The Lodi's who migrated to Pakistan after partition speak Urdu and Pashto. Lodi Pashtuns (Pathan) are predominantly an Eastern Iranian people, who use Pashto as their first language, and live in Afghanistan and Northern Pakistan.
Pashtun nationalism emerged following the rise of Pashto poetry that linked language and ethnic identity. Pashto has national status in Afghanistan and regional status in neighbouring Pakistan. In addition to their native tongue, many Pashtuns are fluent in Dari, Persian, Urdu and English. Throughout their history, poets, prophets, kings and warriors have been among the most revered members of Pashtun society. Early written records of Pashto began to appear around the 16th century.
Today, Lodi are mainly found in Afghanistan and some parts of Pakistan (mainly Northern Pakistan).

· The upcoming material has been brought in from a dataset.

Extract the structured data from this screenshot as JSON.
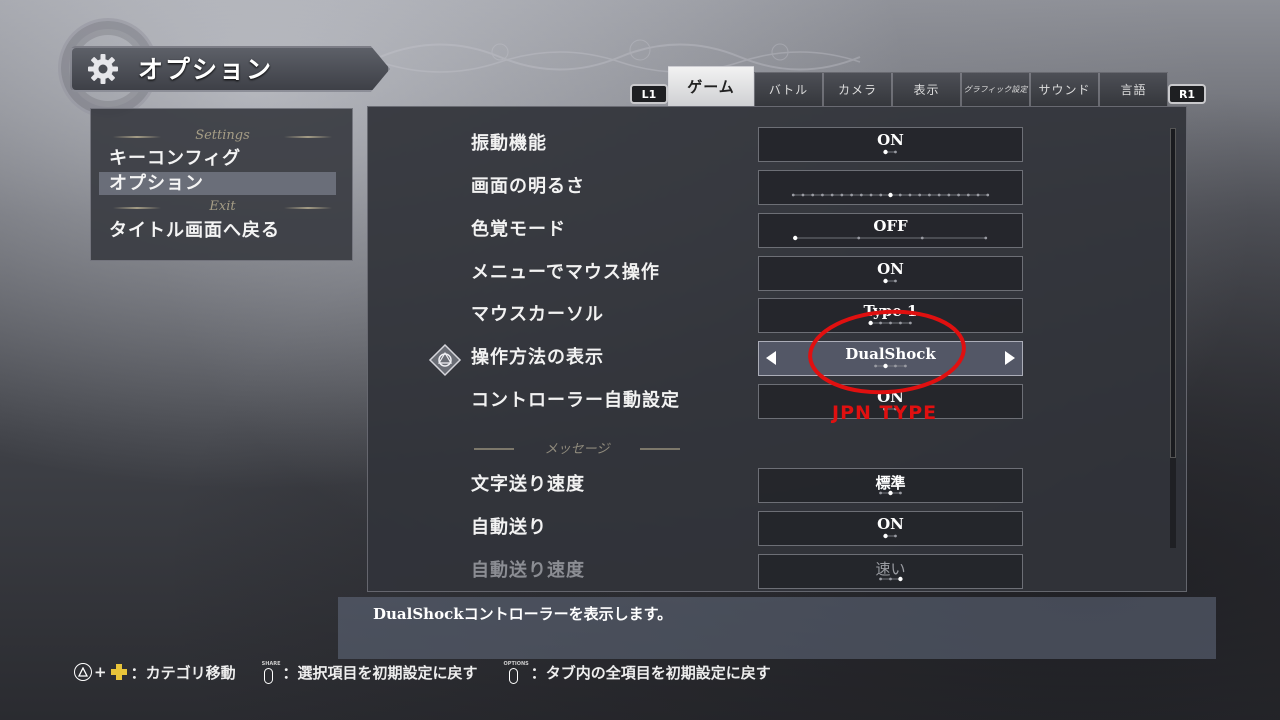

The "Lodi" family name is often linked with the title "Khan" in the form "Khan-Lodi". Sometimes only the "Khan" or "Lodi" is retained. "Khan" is a title denoting nobility, and does not necessarily mean its bearer is a Lodi or of Lodi extraction. Today there is still Lodi's in Pakistan, India. All other Lodi outside of India & Pakistan are descent to either Pakistani or Indian Lodi.